## Required action
Look over the entries below. Report how many lines hold the word "modifica", and only that.

═════ Listed entries ═════

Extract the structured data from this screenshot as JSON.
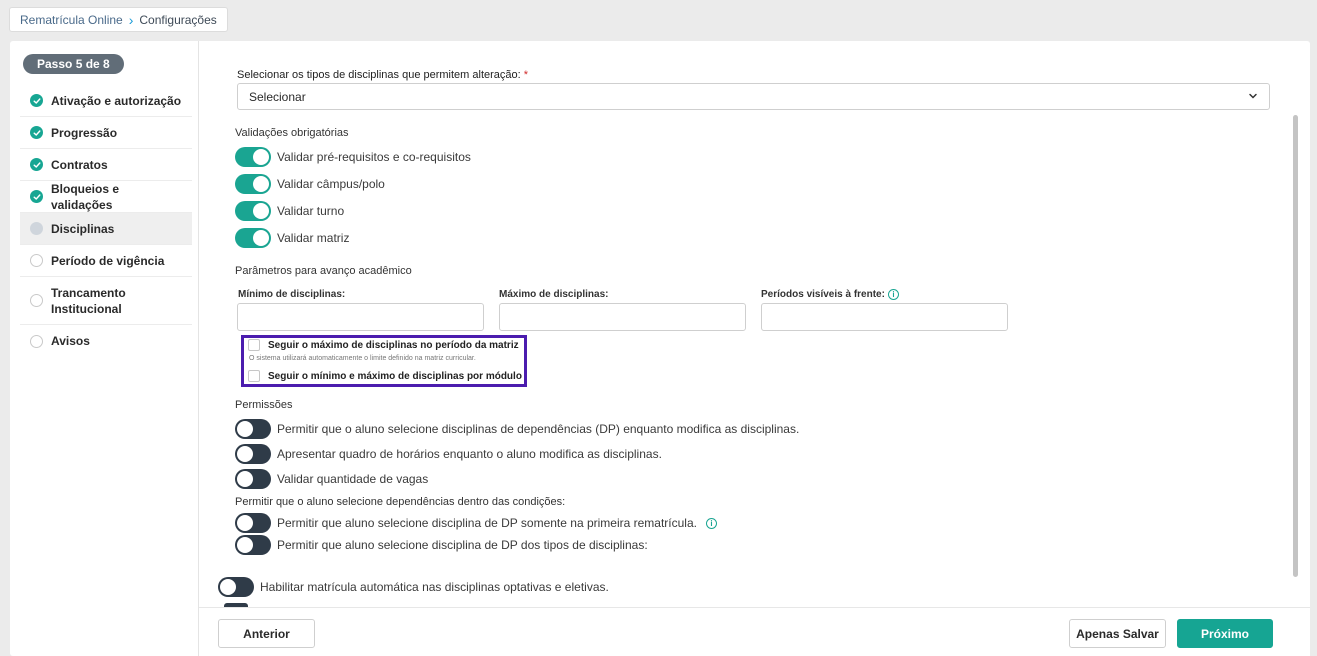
{
  "breadcrumb": {
    "parent": "Rematrícula Online",
    "separator": "›",
    "current": "Configurações"
  },
  "stepper": {
    "badge": "Passo 5 de 8",
    "items": [
      {
        "label": "Ativação e autorização",
        "status": "done"
      },
      {
        "label": "Progressão",
        "status": "done"
      },
      {
        "label": "Contratos",
        "status": "done"
      },
      {
        "label": "Bloqueios e validações",
        "status": "done"
      },
      {
        "label": "Disciplinas",
        "status": "current"
      },
      {
        "label": "Período de vigência",
        "status": "todo"
      },
      {
        "label": "Trancamento Institucional",
        "status": "todo"
      },
      {
        "label": "Avisos",
        "status": "todo"
      }
    ]
  },
  "main": {
    "discipline_types": {
      "label": "Selecionar os tipos de disciplinas que permitem alteração:",
      "required_mark": "*",
      "value": "Selecionar"
    },
    "validations": {
      "title": "Validações obrigatórias",
      "items": [
        {
          "label": "Validar pré-requisitos e co-requisitos",
          "on": true
        },
        {
          "label": "Validar câmpus/polo",
          "on": true
        },
        {
          "label": "Validar turno",
          "on": true
        },
        {
          "label": "Validar matriz",
          "on": true
        }
      ]
    },
    "params": {
      "title": "Parâmetros para avanço acadêmico",
      "min_label": "Mínimo de disciplinas:",
      "max_label": "Máximo de disciplinas:",
      "periods_label": "Períodos visíveis à frente:",
      "min_value": "",
      "max_value": "",
      "periods_value": ""
    },
    "checkboxes": {
      "follow_max": "Seguir o máximo de disciplinas no período da matriz",
      "follow_max_hint": "O sistema utilizará automaticamente o limite definido na matriz curricular.",
      "follow_module": "Seguir o mínimo e máximo de disciplinas por módulo"
    },
    "permissions": {
      "title": "Permissões",
      "items": [
        {
          "label": "Permitir que o aluno selecione disciplinas de dependências (DP) enquanto modifica as disciplinas.",
          "on": false
        },
        {
          "label": "Apresentar quadro de horários enquanto o aluno modifica as disciplinas.",
          "on": false
        },
        {
          "label": "Validar quantidade de vagas",
          "on": false
        }
      ],
      "conditions_title": "Permitir que o aluno selecione dependências dentro das condições:",
      "conditions": [
        {
          "label": "Permitir que aluno selecione disciplina de DP somente na primeira rematrícula.",
          "on": false
        },
        {
          "label": "Permitir que aluno selecione disciplina de DP dos tipos de disciplinas:",
          "on": false
        }
      ]
    },
    "auto_enroll": {
      "label": "Habilitar matrícula automática nas disciplinas optativas e eletivas.",
      "on": false
    }
  },
  "footer": {
    "previous": "Anterior",
    "save_only": "Apenas Salvar",
    "next": "Próximo"
  },
  "colors": {
    "accent": "#16a593",
    "highlight": "#4b1cae",
    "toggle_off": "#2f3b48"
  },
  "icons": {
    "check": "check-icon",
    "info": "info-icon",
    "chevron": "chevron-down-icon"
  }
}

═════

## Exercise output
2